Cakes and Wine/Ale
Cakes and Wine/Ale(religion, spiritualism, and occult)
The Wiccan ritual of Cakes and Wine, or Cakes and Ale, thanks the gods for the necessities of life. It is a part of every ritual. It may occur at the end of the rite or, if there is magic to be done, it may be done in the middle, between the religious and magical segments.
The cakes are usually prepared especially for the ritual and are often made in the shape of crescent moons, although store-bought cakes or cookies are acceptable. They are placed on a plate or directly onto the Pentacle. The wine or ale (according to coven preference) is served in the Goblet. Mead, cider, or non-alcoholic fruit juice might also be substituted.
The form of the ritual is fairly constant throughout Wicca. The goblet of wine is proffered to the Priestess by the Priest. She holds her athamé between the palms of her hands and lowers it into the wine with the words, "As the athamé is the male, so the cup is the female, and conjoined they bring happiness." A libation is poured to the gods, then the Priestess and Priest take a sip from the goblet. It is then either passed around for the rest of the coven to drink or the coven file past the Priestess and drink.
Next the cakes are presented to the Priestess by the Priest. She dips her athamé into the wine and then touches it to each of the cakes in turn. As she does so, the Priest says, "O Queen most secret, bless this food unto our bodies, bestowing health, wealth, and joy; strength, peace, and that fulfillment of love which is perpetual happiness." Again, an offering is made, then the Priestess eats, followed by the Priest and then all of the coveners.
If the coven meets indoors, then the libations of wine and cake may be placed on a suitable plate and taken out after the ritual to be placed and poured on the ground as an offering to the gods.

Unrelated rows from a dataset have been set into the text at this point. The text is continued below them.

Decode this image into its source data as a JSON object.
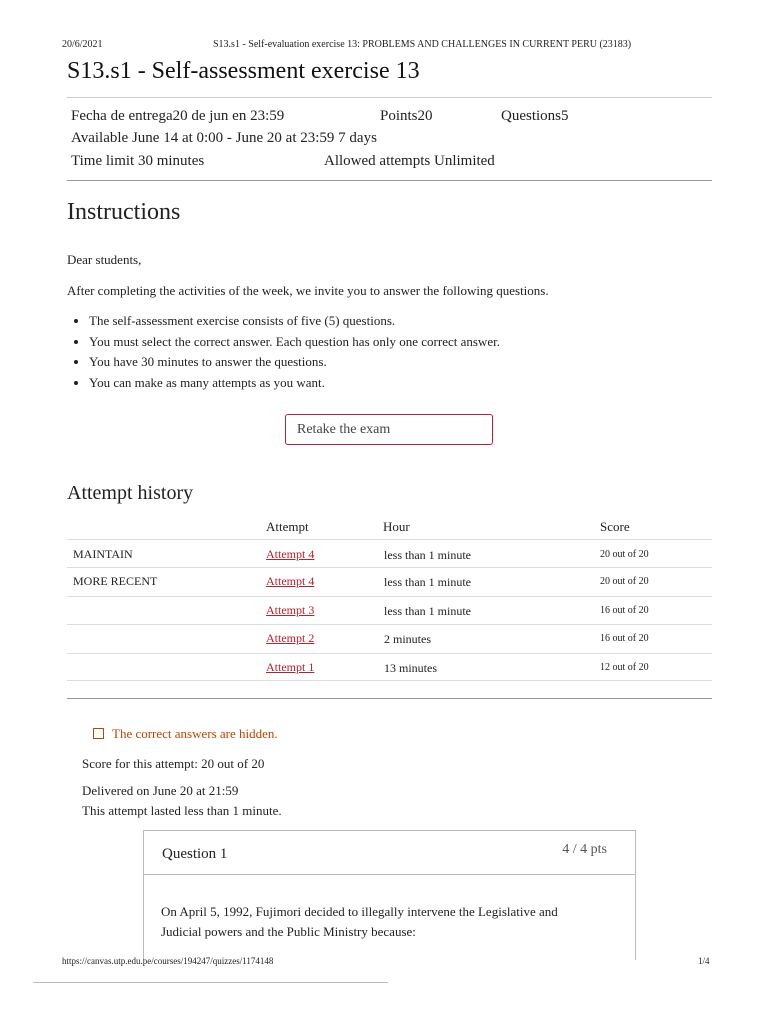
{
  "print_header": {
    "date": "20/6/2021",
    "title": "S13.s1 - Self-evaluation exercise 13: PROBLEMS AND CHALLENGES IN CURRENT PERU (23183)"
  },
  "quiz": {
    "title": "S13.s1 - Self-assessment exercise 13",
    "due": "Fecha de entrega20 de jun en 23:59",
    "points": "Points20",
    "questions": "Questions5",
    "available": "Available June 14 at 0:00 - June 20 at 23:59 7 days",
    "time_limit": "Time limit 30 minutes",
    "attempts_allowed": "Allowed attempts Unlimited"
  },
  "instructions": {
    "heading": "Instructions",
    "greeting": "Dear students,",
    "intro": "After completing the activities of the week, we invite you to answer the following questions.",
    "bullets": [
      "The self-assessment exercise consists of five (5) questions.",
      "You must select the correct answer. Each question has only one correct answer.",
      "You have 30 minutes to answer the questions.",
      "You can make as many attempts as you want."
    ]
  },
  "retake_button": "Retake the exam",
  "history": {
    "heading": "Attempt history",
    "columns": [
      "Attempt",
      "Hour",
      "Score"
    ],
    "rows": [
      {
        "label": "MAINTAIN",
        "attempt": "Attempt 4",
        "hour": "less than 1 minute",
        "score": "20 out of 20"
      },
      {
        "label": "MORE RECENT",
        "attempt": "Attempt 4",
        "hour": "less than 1 minute",
        "score": "20 out of 20"
      },
      {
        "label": "",
        "attempt": "Attempt 3",
        "hour": "less than 1 minute",
        "score": "16 out of 20"
      },
      {
        "label": "",
        "attempt": "Attempt 2",
        "hour": "2 minutes",
        "score": "16 out of 20"
      },
      {
        "label": "",
        "attempt": "Attempt 1",
        "hour": "13 minutes",
        "score": "12 out of 20"
      }
    ]
  },
  "result": {
    "hidden_notice": "The correct answers are hidden.",
    "score": "Score for this attempt: 20 out of 20",
    "delivered": "Delivered on June 20 at 21:59",
    "duration": "This attempt lasted less than 1 minute."
  },
  "question1": {
    "title": "Question 1",
    "points": "4 / 4 pts",
    "text": "On April 5, 1992, Fujimori decided to illegally intervene the Legislative and Judicial powers and the Public Ministry because:"
  },
  "print_footer": {
    "url": "https://canvas.utp.edu.pe/courses/194247/quizzes/1174148",
    "page": "1/4"
  },
  "colors": {
    "link": "#b2232d",
    "warning": "#c04400"
  }
}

There may be small variations from the above, according to the tradition, but the main form of this rite is followed by all Witches. It is an ancient ritual and is even mentioned in the Christian Bible, in Jeremiah 14, where "a great multitude" of people respond to Jeremiah's threats with: As for the word that thou hast spoken unto us in the name of the Lord, we will not hearken unto thee. But we will certainly do whatsoever thing goeth forth out of our own mouth, to burn incense unto the queen of heaven, and to pour out drink offerings unto her, as we have done, we, and our fathers, our kings, and our princes, in the cities of Judah, and in the streets of Jerusalem: for then had we plenty of victuals, and were well, and saw no evil. But since we left off to burn incense to the queen of heaven, and to pour out drink offerings unto her, we have wanted all things, and have been consumed by the sword and by the famine. And when we burned incense to the queen of heaven, and poured out drink offerings unto her, did we make our cakes to worship her, and pour out drink offerings unto her, without our men?
Leland's Aradia, Gospel of the Witches, describes a conjuration of meal, preparatory to the Cakes and Wine ritual. It says, "You shall take meal and salt, honey and water," and make the incantation, which says, in part: I conjure thee, O Meal! Who art indeed our body, since without thee We could not live, thou who (at first as seed) Before becoming flower went in the earth, Where all deep secrets hide, and then when ground Didst dance like dust in the wind, and yet meanwhile Didst bear with thee in flitting, secrets strange!
Later it says, "You shall make cakes of meal, wine, salt, and honey in the shape of a (crescent or horned) moon. . . . All shall sit down to the supper all naked, men and women, and, the feast over, they shall dance, sing, make music, and then love. . . ."